When at least a partial vacuum is created inside the space 5, the membrane 22 is supported by the main holder 20 or by the auxiliary holder 32. With a very flexible membrane, the auxiliary holder 32 gives a total support to the membrane, since it is solid over nearly its whole length.

When, on the contrary, there is an overpressure in the space 5, its effect is to push back the membrane towards the perforating member.

Said overpressure may be large and cause the membrane 22 to burst when coming into contact with the blade 25 or with the point 30. It can however have a lesser value and not cause the instant bursting of the membrane. It may help the control staff to be warned of the forthcoming burst configuration in order to give them time to react and to prevent the bursting. The position probe 33 allows this detection and, as a result, this prevention.

The devices described ensure a complete protection against overpressures, even small ones (30 to 50 millibars), which is not the case with the conventional calibrated discharge valves.

Said devices also permit personnel to conduct tests with vacuum conditions without any dismantling of the safety device, and therefore, permits the tightness of the initial assembly to be maintained.

It is finally to be noted that one of the advantages of producing the holder 20 in an alloy or in fritted metal is that, besides being easily produced, it can fulfil the extra function of flame-arrester, i.e. it can form a barrier preventing any flames from spreading between upstream and downstream sides of the device, in the case of the membrane 22 bursting.

The invention is not limited to the descriptions given hereinabove and, on the contrary, includes any modification which could be made thereto without departing from the scope or spirit of the invention.

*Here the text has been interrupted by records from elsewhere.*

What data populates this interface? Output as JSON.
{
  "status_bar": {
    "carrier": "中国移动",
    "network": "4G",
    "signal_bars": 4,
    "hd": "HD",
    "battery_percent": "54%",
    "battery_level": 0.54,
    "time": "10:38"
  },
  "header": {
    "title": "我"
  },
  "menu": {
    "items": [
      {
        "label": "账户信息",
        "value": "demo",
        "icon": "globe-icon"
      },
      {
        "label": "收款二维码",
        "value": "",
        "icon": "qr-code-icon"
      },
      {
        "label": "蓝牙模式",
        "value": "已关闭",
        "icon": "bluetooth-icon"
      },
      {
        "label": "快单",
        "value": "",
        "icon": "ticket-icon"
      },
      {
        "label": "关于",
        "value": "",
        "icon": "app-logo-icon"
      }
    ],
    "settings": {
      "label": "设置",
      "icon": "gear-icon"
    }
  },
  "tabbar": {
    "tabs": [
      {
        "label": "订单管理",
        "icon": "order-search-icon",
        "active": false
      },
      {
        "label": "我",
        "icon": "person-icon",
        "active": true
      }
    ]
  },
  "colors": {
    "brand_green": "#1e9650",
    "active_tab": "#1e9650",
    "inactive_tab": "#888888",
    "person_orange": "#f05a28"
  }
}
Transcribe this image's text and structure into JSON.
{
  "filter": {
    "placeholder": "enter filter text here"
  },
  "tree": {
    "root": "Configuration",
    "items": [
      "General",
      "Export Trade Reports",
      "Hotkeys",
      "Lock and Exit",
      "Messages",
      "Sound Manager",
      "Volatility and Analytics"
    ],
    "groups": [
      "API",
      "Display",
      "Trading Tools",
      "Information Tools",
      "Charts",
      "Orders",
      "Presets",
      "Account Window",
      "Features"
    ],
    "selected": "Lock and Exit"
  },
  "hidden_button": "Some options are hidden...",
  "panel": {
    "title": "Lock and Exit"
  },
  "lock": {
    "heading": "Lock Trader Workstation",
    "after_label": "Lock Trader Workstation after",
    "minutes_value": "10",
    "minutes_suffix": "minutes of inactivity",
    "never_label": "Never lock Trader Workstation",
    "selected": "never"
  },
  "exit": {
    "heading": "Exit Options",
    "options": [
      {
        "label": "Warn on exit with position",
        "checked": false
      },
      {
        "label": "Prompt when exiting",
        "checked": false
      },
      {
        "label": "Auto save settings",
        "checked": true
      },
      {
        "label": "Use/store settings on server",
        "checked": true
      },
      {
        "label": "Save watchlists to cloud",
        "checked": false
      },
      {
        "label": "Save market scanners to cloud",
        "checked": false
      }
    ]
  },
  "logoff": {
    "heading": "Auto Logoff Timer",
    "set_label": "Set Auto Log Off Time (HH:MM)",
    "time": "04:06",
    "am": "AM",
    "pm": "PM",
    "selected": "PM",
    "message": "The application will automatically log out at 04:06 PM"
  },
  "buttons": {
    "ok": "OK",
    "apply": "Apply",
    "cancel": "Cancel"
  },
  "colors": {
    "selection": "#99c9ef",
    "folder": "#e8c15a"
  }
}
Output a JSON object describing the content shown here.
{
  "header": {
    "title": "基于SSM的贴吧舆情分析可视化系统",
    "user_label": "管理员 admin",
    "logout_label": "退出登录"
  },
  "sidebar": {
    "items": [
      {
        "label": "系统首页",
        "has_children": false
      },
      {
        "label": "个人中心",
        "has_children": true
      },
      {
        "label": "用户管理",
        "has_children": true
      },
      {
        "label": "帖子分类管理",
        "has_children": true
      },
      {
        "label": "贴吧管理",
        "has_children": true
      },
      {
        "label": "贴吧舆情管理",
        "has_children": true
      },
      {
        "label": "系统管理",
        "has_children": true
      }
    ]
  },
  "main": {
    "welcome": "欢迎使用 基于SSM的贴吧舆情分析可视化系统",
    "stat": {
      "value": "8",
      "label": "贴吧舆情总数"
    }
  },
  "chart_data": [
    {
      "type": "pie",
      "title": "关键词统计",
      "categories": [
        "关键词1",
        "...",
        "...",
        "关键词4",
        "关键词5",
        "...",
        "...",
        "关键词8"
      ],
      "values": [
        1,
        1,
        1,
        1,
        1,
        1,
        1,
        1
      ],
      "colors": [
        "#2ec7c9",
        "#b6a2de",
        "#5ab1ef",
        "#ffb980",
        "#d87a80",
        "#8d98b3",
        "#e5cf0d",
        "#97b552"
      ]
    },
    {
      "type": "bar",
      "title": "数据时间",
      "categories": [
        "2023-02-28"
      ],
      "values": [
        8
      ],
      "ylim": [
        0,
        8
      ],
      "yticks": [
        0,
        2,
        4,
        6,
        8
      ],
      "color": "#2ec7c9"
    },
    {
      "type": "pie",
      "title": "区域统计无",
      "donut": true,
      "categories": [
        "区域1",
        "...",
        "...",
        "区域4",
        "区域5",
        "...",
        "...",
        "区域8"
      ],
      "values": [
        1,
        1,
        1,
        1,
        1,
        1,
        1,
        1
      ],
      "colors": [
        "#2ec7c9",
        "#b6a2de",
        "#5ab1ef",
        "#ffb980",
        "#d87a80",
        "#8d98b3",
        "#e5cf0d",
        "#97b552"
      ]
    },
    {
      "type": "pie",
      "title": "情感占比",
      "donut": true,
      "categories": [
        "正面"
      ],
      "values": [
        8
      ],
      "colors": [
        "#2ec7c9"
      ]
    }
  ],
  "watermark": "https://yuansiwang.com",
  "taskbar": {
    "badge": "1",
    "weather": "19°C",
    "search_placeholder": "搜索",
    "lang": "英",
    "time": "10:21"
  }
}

Patent Citations
Cited PatentFiling datePublication dateApplicantTitle
US822826 *Apr 28, 1905Jun 5, 1906Conrad HubertSafety-reservoir for explosive fluids.
US2256673 *Aug 19, 1939Sep 23, 1941Linde Air Prod CoSupport for double-walled containers
US2393078 *Oct 12, 1943Jan 15, 1946Hudson Wager RobertInverted vent check valve
US2766904 *Jan 22, 1953Oct 16, 1956Distillers Co Yeast LtdVacuum supports
US3722734 *Aug 17, 1970Mar 27, 1973J RaidlSafety relief device
US3881629 *Sep 4, 1973May 6, 1975Continental Disc CorpSelf-aligning rupture disc
US3919855 *Nov 5, 1973Nov 18, 1975Carves Simon LtdCryogenic storage tanks
US3934602 *Jan 21, 1974Jan 27, 1976Process Equipment LimitedRupture disc structure
FR2113855A1 * Title not available
Referenced by
Citing PatentFiling datePublication dateApplicantTitle
US4951697 *Nov 27, 1989Aug 28, 1990Bs&B Safety Systems, Inc.Rupture disk failure indicating apparatus
US5284177 *Nov 13, 1990Feb 8, 1994Sandia CorporationNon-reclosing pressure relief device for vacuum systems
US6321771 *Apr 6, 2000Nov 27, 2001Bs&B Safety Systems, Inc.Pressure relief device for a sealed system
US6446654Nov 26, 2001Sep 10, 2002Bs&B Safety Systems, Inc.Pressure relief device for a sealed system
US8251342 *Jul 21, 2009Aug 28, 2012David Carl WeinerSports board holder
CN1071013C *May 14, 1998Sep 12, 2001朴相均Piercing device for portable pressure container to prevent explosion
U.S. Classification220/89.3, 137/68.29, 137/68.26
International ClassificationF17C13/12, F16P7/00, B65D90/36
Cooperative ClassificationY10T137/1737, Y10T137/1759, F17C2223/0161, F17C2223/033, F17C2203/0631, F17C2250/043, F17C2270/0105, F17C2205/0332, F17C2205/0314, F17C2221/033, F17C2250/036, F17C2250/0478, F17C2203/03, F17C2260/021, F17C13/12, B65D90/36, F16P7/00
European ClassificationF17C13/12, F16P7/00, B65D90/36